Tuesday, April 22, 2008

A new and interesting blog

This year, Eat Well is celebrating Earth Day with the launch of our newest venture, the Green Fork Blog. The Green Fork is the official blog of the Eat Well Guide, your resource for finding thousands of farms, grocery stores, restaurants and other "green" food outlets throughout the US and Canada. Their new and expanded listings now include produce farms, farmers markets and vegan restaurants, as well as water-conscious ratings that let you know which of your local restaurants are helping to "take back the tap". If it's been awhile, come back for a visit, and see what's new. The Eat Well team is currently at work on new cutting edge features that will make it easier than ever to eat greener, including an interactive mapping and travel feature due later this summer.

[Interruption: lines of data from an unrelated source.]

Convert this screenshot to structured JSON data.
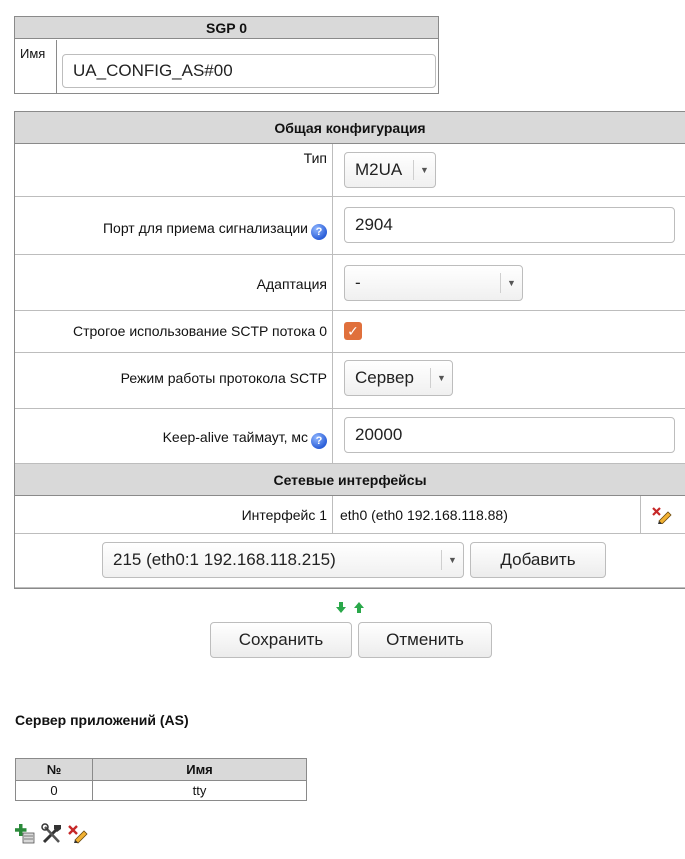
{
  "sgp": {
    "title": "SGP 0",
    "name_label": "Имя",
    "name_value": "UA_CONFIG_AS#00"
  },
  "general": {
    "header": "Общая конфигурация",
    "type_label": "Тип",
    "type_value": "M2UA",
    "port_label": "Порт для приема сигнализации",
    "port_value": "2904",
    "adaptation_label": "Адаптация",
    "adaptation_value": "-",
    "strict_sctp_label": "Строгое использование SCTP потока 0",
    "strict_sctp_checked": true,
    "sctp_mode_label": "Режим работы протокола SCTP",
    "sctp_mode_value": "Сервер",
    "keepalive_label": "Keep-alive таймаут, мс",
    "keepalive_value": "20000"
  },
  "network": {
    "header": "Сетевые интерфейсы",
    "interface1_label": "Интерфейс 1",
    "interface1_value": "eth0 (eth0 192.168.118.88)",
    "new_interface_value": "215 (eth0:1 192.168.118.215)",
    "add_button": "Добавить"
  },
  "actions": {
    "save": "Сохранить",
    "cancel": "Отменить"
  },
  "as_section": {
    "title": "Сервер приложений (AS)",
    "columns": [
      "№",
      "Имя"
    ],
    "rows": [
      [
        "0",
        "tty"
      ]
    ]
  },
  "colors": {
    "header_bg": "#d9d9d9",
    "checkbox": "#e0703c",
    "help_icon": "#2c5fd8",
    "arrow_green": "#2aa84a"
  }
}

On the menu at the Green Fork Blog:

food and farming news
farm tours and seasonal food information
interviews with food activists and leaders of the sustainable food movement
book reviews
food for thought

They started off Earth Day with a list of 20 ways to green your fork--click here to check it out and learn delicious ways to tread lightly while eating well! As Earth Day reminds us, one of the most vital things people can do for the environment is to change what they eat--to more locally-grown, sustainably-produced food.

Wednesday, April 16, 2008

Shopping for that unique something

While most of us are fond of simple, wholesome, familiar, comfort foods, there times when we crave something different. From the closed poll it seems I am like most people who seek out those unique ingredients at Ethnic Grocery stores. I’m most familiar with the Asian grocery stores as I’ve shopped them over the past 10 years mostly for a restaurant's pantry. It wasn’t too many years ago that not a single major purveyor could consistently deliver wonton wrappers, or wasabi powder, or nori sheets, so we had to go out and get them ourselves.

I have had many plesent shopping experiences at the Asian Grocery, on top of the unique stock, the communication barrier is strong, challenging, yet trivial in most instances. Almost 100% of the stock is completely foreign, for instance what do you use a 3 foot dehydrated octopus for? Yet there are a lot of heat and serve fast food dishes that are very accessible. Noodles, rice, and soy are the staples. The live frogs, turtles, crabs, lobsters, catfish, and tilapia are all fun to look at, more in a zoo type of way than a food type of way. My favorite is the section of the cooler stocked with hundreds of unique soft drinks, juices, and canned coffee. I almost always pick one to go.

If by chance you are not shopping for edibles, there are plenty of items at the Asian Grocery for you. Hello Kitty, that’s all I have to say. Honk Kong Supermarket has a huge selection of restaurant quality small wares. There are woks, chopsticks, tea pots, and serving bowls everywhere, all priced very reasonably. My favorite three Asian Grocery stores are listed below.
I’m quite unfamiliar with any other good ethnic groceries around town, so please let me know where I can find something new.

Asia Food
3126 St. Clair Ave.

Hong Kong Supermarket
3038 Payne Ave.

Tink Hall - Asian Grocery
E. 36th between Payne and Perkins

Monday, April 14, 2008

MMMMM Bacon!

I was lucky enough to be stumbled upon by a fellow bloger, Sheena Simpson who is a contributor to a very interesting blog about the culinary scene in and around Atlanta. Sheena was nice enough to forward me a sample of an interesting product, Bacon Salt. The product is in fact fat free, vegetarian, and kosher, three things no one was previously foolish enough to associate with anything bacon-y. On top of that, the main detractor of most seasoning salts is there insanely over the top saltiness which is pleasantly absent in Bacon Salt.

I’ve been using the Hickory Smoked Bacon Salt with great satisfaction. It brings both smoke and bacon to the game, which is very nice. The flavor of bacon is mysteriously there, but also up front and in your face. I’ve added it to steamed vegetables, a very light dusting as to just hint at slathering the otherwise healthy vegetables with bacon fat. Bacon Salt also made it into a batch of potato croquettes that I seasoned more aggressively, and was able to keep a smooth, light potato texture with full bacon flavor. We put some on popcorn, that was very interesting. I think of popcorn as light and fluffy, but the Bacon Salt comes through so clear as to fill you up.

If you like bacon, you will like bacon salt. You can find it at their website for sure. I’m impatiently waiting to sprinkle some on fried eggs, fresh tomatoes, and french fries.

Wednesday, April 02, 2008

In the news again

With only one shift so far under my belt the Cleveland Free Times had a short news bit to mention my current move. I hope there are some more posative things to be discussed in the furture. Than again, I'm always to see my name in there!